Charity afternoon tea fulfils a daughter's final promise
EVERY second that ticked by on the clock in Warwick Hospital was a loud reminder of time slipping away for bowel-cancer sufferer and beloved mother-of-two, Leisa Martin.
Her daughter, Teilah McKelvey, resented that clock almost as much as she did the poor palliative care facilities on the ward.
As the family took turns watching over Mrs Martin's final days, they were struck by how difficult it was to stay close to their loved one through her last moments.
"There's not much space for the family when you're going through that sort of thing," Mrs McKelvey said.
"Physically, it's hard to get near them.
"And it makes the experience harder to go through when there's no private space for the family to process and grieve."
The Warwick Hospital staff tried their best to accommodate the family and even went so far as to bring in recliner chairs to the waiting room to help them sleep.
But because Mrs Martin's disease was so fast-moving, options were minimal.

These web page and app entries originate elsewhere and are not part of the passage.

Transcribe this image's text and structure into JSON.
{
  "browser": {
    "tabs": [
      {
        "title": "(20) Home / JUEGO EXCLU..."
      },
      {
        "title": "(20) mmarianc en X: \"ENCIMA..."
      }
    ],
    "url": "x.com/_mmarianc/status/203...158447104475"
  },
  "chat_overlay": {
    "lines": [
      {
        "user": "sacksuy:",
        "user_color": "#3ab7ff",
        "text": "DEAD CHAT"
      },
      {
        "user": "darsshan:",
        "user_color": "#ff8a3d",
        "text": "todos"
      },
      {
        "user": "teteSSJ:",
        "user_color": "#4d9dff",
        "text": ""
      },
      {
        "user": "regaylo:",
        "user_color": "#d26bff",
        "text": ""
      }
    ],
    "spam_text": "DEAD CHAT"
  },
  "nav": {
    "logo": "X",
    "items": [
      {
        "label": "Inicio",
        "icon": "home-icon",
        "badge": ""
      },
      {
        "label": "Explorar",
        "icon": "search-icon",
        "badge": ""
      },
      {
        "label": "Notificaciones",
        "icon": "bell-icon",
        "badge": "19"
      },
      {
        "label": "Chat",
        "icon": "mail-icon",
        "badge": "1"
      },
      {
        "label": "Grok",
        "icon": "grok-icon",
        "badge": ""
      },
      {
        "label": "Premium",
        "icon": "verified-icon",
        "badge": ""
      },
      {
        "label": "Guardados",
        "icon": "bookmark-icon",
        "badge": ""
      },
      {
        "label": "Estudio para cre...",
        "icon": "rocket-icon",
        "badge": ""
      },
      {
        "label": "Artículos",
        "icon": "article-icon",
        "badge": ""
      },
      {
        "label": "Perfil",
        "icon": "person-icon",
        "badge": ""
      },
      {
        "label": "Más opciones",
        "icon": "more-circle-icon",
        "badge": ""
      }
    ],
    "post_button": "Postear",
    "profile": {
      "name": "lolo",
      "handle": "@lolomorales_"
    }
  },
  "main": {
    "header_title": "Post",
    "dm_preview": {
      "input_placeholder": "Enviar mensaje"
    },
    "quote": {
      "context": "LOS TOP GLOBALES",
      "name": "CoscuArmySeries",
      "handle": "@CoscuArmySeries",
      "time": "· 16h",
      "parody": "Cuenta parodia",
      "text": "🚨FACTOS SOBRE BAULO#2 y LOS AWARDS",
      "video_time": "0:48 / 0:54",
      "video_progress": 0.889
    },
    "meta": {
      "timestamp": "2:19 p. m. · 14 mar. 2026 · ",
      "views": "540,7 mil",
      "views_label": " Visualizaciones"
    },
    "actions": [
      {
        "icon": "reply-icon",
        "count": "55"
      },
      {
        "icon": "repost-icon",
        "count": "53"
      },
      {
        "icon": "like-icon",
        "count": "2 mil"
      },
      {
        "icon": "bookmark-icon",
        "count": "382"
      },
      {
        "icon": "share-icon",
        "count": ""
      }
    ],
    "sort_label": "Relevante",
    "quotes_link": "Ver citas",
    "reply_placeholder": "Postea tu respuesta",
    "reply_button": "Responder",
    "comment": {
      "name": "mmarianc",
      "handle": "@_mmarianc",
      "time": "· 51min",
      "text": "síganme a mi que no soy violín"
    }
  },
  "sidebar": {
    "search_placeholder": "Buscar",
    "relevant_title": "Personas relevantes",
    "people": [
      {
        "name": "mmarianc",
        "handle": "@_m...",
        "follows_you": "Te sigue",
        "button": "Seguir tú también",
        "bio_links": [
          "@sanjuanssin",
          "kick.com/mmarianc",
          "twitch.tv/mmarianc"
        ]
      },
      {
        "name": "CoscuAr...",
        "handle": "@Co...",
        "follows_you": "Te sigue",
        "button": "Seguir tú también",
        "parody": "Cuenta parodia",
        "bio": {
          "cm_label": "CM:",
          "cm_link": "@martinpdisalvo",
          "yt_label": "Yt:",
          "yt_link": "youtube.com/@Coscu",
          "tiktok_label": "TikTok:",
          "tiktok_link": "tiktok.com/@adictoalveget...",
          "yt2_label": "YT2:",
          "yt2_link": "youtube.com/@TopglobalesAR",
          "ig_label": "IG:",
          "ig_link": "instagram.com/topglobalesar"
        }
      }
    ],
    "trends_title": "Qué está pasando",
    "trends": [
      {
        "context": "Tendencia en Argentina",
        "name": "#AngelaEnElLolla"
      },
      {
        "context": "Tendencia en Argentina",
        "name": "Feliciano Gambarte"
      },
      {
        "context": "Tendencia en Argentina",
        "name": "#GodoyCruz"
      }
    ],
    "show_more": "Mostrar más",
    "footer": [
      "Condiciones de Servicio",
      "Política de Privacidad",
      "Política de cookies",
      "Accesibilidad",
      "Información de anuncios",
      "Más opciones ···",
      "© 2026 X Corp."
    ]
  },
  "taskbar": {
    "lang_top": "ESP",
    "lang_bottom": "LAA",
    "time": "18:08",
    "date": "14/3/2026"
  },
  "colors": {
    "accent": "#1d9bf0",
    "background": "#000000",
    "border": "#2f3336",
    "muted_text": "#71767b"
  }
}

"There's a place in Toowoomba for palliative care but if change happens quickly you just can't get there in time," she said.
"Then you're stuck in a dated hospital that's under resourced."
After Mrs Martin passed in September of last year, the family resolved that they would do whatever they could to make sure nobody else had to suffer through the death of a loved one in those conditions.
"Watching mum pass away up at the hospital was a hard experience to go through," Mrs McKelvey said.
"We want to work with Queensland Health to see what we can do."
For two years prior to her hospitalisation, Mrs Martin worked with her daughter on a fundraiser called Nanny's Afternoon Tea that supported Australia's Biggest Afternoon Tea and its cancer research efforts.
Mrs McKelvey promised her mother she would "keep going and do the afternoon tea" after she passed.
"Mum liked that we all got together for a common cause," she said.
This year, however, that cause will be different.
Together with her father, William Martin, and the support of her mother's friends, Mrs McKelvey aims to raise funds for palliative care in rural areas.
Additions such as a dedicated palliative care ward and "cuddle beds" would give families the space to connect with loved ones as they pass.
Similar measures have only recently been introduced in metro areas, where the reception has been overwhelming positive.
But such improvements would be expensive, with each "cuddle bed" costing upwards of $10,000.
"We'll have to start with small differences," Mrs McKelvey said.
"Mum raised me to believe that if there's anything you can do to make a change, you should do it."
This year's Nanny's Afternoon Tea will be held at the Freestone Community Hall and tickets are $35, with all proceeds going towards Queensland Health.
Mr Martin will step up to cater in his wife's stead, while her friends have helped to organise a raffle and get donations.
Mrs McKlevey hopes the entire community will turn out for the event on Sunday, June 9 at 1pm.
"We want everyone to feel welcome to come along," she said.
"We want the community to come together for a light hearted afternoon to raise some money and enjoy each other's company."
"Even if we only get enough money to change that clock, I'll be happy."
A Darling Downs Public Health spokesman said the Warwick Hospital was committed to accommodating the wishes of patients and their families with special touches such as "homely" furnishings and direct entry to the ward.
The spokesman said the configuration of the Warwick Hospital palliative care rooms did not currently allow for the safe installation of a "cuddle bed".
For more information search Nanny's Afternoon Tea on Facebook.